Meet Our Board of Directors
The Program Manager for Clean Air Carolina, where he oversees one of the nation’s most innovative Citizen Science Outdoor Air Quality monitoring programs.
Christopher Magryta, M.D.
A pediatrician and author, with a special interest in pediatric allergies, asthma, and immunology. A graduate of Emory medical school, he also studied Integrative Medicine with Dr. Andrew Weil at the University of Arizona School of Medicine and has done missionary work in Ecuador and Belize.
Thomas Spalding, M.S
Has a multi-talented professional with experience as Geologist Supervisor and Oil and Gas Inspector, Commonwealth of Kentucky; Engineering Coordinator, Louisville, KY Air Pollution Control District; Manager, Jefferson County, Ky. Sewer District.
Meet Our Board of Advisors
Giles Hopkins Ed. D.
Eleanora I. Robbins (Norrie) Ph.D.
Active “Pollution Detective”. Robbins is a biogeologist who has published her work in the fields of palynology, paleoecology, and microbial ecology. Her most recent work is on microbial precipitation of metals from natural sources and coal- and metal-mine discharge Now “retired,” she teaches outdoors-related science to children living on Indian reservations, and volunteers with the San Diego River Park Foundation to monitor the health of the San Diego River.
U.S. Geological Survey–retired 2001
San Diego State Univ. Dept. Geological Sciences–retired 2015 email: firstname.lastname@example.org
George P. Sartiano M.D., FCP
Dr. Sartiano’s research history and list of published papers is quite long. You can find them by first Googling “Google Scholar” and once there, entering “George P. Sartiano, M.D., or G.P. Sartiano.” A comprehensive list of his contributions to medicine will appear. An additional list of his educational videos of protist organisms can be found on the Univ. of Ga. Server under the title “Protist Portal”.
Francis P. Koster, Ed.D.
My life’s mission has emerged over time, shaped by some unique experiences. While serving in the Peace Corps in Africa, in a small village of grass-roofed huts, a 4-year-old neighbor girl who had shyly welcomed me a few days before died in my arms. I later learned that she had contracted a disease as a result of contaminated water.
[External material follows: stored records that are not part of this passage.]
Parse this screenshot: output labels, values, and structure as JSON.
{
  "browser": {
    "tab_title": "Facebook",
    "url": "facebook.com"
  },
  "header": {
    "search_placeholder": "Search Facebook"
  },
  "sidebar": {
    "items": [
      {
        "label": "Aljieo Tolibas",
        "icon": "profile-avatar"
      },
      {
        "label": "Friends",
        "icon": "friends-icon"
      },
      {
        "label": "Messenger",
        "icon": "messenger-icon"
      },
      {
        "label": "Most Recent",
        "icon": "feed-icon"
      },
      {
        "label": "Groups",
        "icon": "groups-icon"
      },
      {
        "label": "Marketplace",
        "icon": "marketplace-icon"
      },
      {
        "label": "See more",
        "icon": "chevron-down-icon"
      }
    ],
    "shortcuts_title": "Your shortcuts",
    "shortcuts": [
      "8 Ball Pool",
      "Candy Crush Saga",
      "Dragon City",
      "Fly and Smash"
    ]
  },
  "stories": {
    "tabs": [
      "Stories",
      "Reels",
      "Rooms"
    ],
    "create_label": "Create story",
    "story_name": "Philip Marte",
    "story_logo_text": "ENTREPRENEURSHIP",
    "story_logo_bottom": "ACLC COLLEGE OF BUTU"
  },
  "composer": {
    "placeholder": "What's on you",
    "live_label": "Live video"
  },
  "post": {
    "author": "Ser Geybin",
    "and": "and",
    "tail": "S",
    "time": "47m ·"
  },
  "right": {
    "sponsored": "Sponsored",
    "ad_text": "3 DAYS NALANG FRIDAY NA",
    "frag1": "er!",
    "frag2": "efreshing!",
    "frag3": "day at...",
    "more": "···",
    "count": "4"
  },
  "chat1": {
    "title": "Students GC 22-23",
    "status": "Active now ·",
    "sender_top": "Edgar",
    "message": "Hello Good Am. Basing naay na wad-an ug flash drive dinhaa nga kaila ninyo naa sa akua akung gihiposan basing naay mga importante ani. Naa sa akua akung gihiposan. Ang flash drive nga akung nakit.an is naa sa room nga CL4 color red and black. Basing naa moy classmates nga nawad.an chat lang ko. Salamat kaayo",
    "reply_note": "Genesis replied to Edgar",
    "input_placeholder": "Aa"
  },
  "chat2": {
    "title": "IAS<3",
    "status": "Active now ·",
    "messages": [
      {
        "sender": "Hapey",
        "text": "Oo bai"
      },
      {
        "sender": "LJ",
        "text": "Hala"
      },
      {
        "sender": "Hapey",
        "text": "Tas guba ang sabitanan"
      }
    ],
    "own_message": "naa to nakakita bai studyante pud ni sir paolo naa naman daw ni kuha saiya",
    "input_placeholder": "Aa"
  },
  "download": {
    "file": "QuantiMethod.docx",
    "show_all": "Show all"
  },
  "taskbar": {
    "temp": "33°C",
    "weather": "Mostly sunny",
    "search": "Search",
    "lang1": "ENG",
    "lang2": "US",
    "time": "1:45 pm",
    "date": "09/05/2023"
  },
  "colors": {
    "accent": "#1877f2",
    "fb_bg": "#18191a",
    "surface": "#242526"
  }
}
Although the village mourned, no one appeared surprised. But I was grief-stricken and angry. The fact that this death by pollution was accepted as almost normal upset me deeply.Learn More About Fran Koster